Williams sighed. “I didn’t do anything, Ghoul. Seriously.”
“Then how did I get to a cheap motel on the Jersey shore?” Niles realized the droning sound was the constant crash of the sea on the beach. It never relented.
“Don’t know.” Williams turned off the football game, spun in his chair and looked at Niles earnestly. When he realized Niles’ glare wasn’t relenting he said, “You went missing on New Year’s Eve. It’s January third by the way. Never called in from your shift. Sergeant Lo got worried. Eventually he issued a missing persons report on you. Imagine my surprise when my cousin found you.”
Niles groaned. Not another ubiquitous Williams cousin! Niles swore there were already Williams cousins colonizing the moon.
“He works for the Point Pleasant sheriff’s department,” Williams continued. “Apparently you were arrested running buck naked along the boardwalk screaming about alien invasions and a vampire apocalypse. Took three officers to take you down. They assumed you were on PCP given how strong you were. They threw you in the drunk tank until you sobered up.”
Niles stared. He simply stared.
Williams’ expression remained bland, his voice without expression. “When I got the call I decided to spare you the embarrassment. I came myself to bail you out. Brought you here.” He gestured at the motel room. “You’ve been out cold ever since. I was wondering if you were ever going to wake up.”
Niles ran his hands through his short, blond hair. His headache was easing and his vision had cleared. He again searched for his clothes but the motel room was empty except for himself and Williams.
“Where are my clothes?”
“Another good question.” Williams tilted his head. “What happened, Gule?” He frowned as he considered the vampire staring back at him blankly. He sighed. “Let’s put our cards on the table shall we? I don’t much like you and I know you hate me. That said, this,” he gestured to the room and Niles’ scruffy appearance, “isn’t you. One of the reasons I can’t stand you is because you’re always so damned perfect. Perfect hair, perfect teeth, Italian clothes. No man should be allowed to look as good as you do especially given your age. You’re never mussed, fussed, disturbed or shaken. So… what the hell happened?”

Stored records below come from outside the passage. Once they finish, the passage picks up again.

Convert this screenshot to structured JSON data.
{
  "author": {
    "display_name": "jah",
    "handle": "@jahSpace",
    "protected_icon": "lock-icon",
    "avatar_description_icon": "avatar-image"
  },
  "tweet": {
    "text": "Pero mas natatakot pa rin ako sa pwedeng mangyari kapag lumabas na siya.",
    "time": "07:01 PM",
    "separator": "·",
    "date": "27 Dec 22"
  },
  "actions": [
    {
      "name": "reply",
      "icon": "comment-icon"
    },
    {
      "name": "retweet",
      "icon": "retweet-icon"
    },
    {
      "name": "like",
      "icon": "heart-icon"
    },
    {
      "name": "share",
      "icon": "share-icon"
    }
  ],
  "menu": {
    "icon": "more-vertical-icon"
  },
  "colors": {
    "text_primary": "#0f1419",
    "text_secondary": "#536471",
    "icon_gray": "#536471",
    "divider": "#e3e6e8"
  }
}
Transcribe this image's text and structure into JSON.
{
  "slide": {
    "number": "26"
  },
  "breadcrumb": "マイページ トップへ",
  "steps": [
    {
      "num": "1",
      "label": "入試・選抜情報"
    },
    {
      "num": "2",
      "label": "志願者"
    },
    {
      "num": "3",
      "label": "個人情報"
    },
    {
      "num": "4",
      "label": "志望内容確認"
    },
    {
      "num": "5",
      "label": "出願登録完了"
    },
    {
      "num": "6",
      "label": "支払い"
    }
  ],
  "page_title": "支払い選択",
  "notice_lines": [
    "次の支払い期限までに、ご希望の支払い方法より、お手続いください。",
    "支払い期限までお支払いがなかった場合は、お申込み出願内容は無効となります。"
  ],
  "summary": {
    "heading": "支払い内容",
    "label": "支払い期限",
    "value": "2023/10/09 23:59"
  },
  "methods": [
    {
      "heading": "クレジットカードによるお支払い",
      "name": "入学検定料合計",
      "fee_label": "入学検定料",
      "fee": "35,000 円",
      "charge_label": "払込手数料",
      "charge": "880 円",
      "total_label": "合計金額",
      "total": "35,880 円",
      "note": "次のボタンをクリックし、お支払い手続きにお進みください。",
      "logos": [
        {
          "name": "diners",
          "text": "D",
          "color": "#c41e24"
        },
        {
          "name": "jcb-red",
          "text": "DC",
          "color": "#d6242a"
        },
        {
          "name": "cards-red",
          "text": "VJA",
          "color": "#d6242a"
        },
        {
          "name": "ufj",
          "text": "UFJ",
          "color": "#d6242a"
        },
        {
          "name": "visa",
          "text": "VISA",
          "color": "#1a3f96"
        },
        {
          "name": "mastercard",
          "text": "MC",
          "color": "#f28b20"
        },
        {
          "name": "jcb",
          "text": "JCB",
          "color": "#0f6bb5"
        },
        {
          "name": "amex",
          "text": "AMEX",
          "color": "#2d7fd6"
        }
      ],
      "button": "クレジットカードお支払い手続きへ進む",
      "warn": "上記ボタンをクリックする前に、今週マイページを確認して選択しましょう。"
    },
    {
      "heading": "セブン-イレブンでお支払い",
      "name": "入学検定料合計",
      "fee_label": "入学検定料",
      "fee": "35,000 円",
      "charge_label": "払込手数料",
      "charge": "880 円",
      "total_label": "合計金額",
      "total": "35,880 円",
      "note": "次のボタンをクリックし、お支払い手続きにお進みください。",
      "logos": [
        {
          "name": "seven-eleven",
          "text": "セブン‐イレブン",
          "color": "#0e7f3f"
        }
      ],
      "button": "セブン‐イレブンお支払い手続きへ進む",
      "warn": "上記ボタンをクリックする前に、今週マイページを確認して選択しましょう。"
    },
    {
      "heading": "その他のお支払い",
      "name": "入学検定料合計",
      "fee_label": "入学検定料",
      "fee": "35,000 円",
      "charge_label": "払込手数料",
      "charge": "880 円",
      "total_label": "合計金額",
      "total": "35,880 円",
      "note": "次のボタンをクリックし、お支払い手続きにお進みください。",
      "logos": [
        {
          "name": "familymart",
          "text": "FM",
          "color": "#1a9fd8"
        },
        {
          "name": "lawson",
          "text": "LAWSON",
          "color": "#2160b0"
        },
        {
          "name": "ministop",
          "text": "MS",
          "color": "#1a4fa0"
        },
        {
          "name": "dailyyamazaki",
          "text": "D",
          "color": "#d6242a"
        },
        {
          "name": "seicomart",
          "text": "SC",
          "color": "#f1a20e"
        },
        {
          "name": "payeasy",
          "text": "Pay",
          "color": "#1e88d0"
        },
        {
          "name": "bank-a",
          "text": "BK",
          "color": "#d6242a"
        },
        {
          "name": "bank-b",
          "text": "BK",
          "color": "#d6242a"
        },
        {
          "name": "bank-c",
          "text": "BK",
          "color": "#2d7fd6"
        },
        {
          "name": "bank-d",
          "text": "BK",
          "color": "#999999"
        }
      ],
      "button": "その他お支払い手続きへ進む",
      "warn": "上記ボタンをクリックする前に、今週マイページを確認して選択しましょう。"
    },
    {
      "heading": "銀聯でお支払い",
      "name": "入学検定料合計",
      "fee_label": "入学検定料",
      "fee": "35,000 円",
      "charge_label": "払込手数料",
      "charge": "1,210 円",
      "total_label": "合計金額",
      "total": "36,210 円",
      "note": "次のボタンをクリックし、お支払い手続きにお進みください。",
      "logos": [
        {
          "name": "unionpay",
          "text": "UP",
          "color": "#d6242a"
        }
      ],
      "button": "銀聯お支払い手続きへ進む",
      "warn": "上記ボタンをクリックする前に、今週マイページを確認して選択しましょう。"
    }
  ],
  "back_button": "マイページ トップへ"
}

Niles shook his head slowly. Motion still caused his temples to throb.
“What’s the last thing you remember?”
Even thinking was painful. Niles closed his eyes. “I was at the Inner Harbor at the Calvert Street Pavilion. Crowd control for the fireworks display. The lights and sounds are irritating so I moved into the pavilion for the duration of the show.” Niles frowned as he tried to remember. “I was at the Fudgery. Watching the kids making the fudge. It smelled delightful.”
Niles opened his eyes. “The girl at the counter offered me this little chocolate thing. She called it a turtle.”
The stoic Williams’ face vaguely twitched. “Yeah, chocolate, caramel and pecans. Love those things. I didn’t think you ate anything except blood.”
“I don’t. Except, at Christmas, the Cruz kids introduced me to chocolate chip cookies.” Niles’ eyes brightened. “I like those!”
“So what happened after you ate the turtle?”
Niles tried to remember. “They were incredible. I bought a pound of them to munch on for the rest of the night. I honestly don’t remember anything after that.”
“Oh lord!” Williams shook his head as he fought not to laugh. “I guess that answers that.” He rose and loomed over Niles. “I’ll be right back.”
“Where are you going?” Niles demanded. He didn’t want to be left alone in that ratty motel room without clothes or means of escape.
“I’m going to get you some clothes!” Williams was shaking his head. “Figures, Gule. Only you.”
“Only me what?” Niles lifted his chin in affront.
Williams huffed. “You really don’t know, do you?” When Niles shook his head, Williams laughed. “Gule! You’re a chocoholic!”
© 2016 Newmin
Niles Comments: My experience overdosing on chocolate didn’t go so well, but that doesn’t mean it has to for you! Chocolate! Wondrous stuff! I fully intend to continue to enjoy it, just in moderation from now on. When you’re in the Inner Harbor area, check out the Fudgery and watch the folks hand making chocolate on a marble table in the middle of the Calvert Street Pavilion. Fun stuff!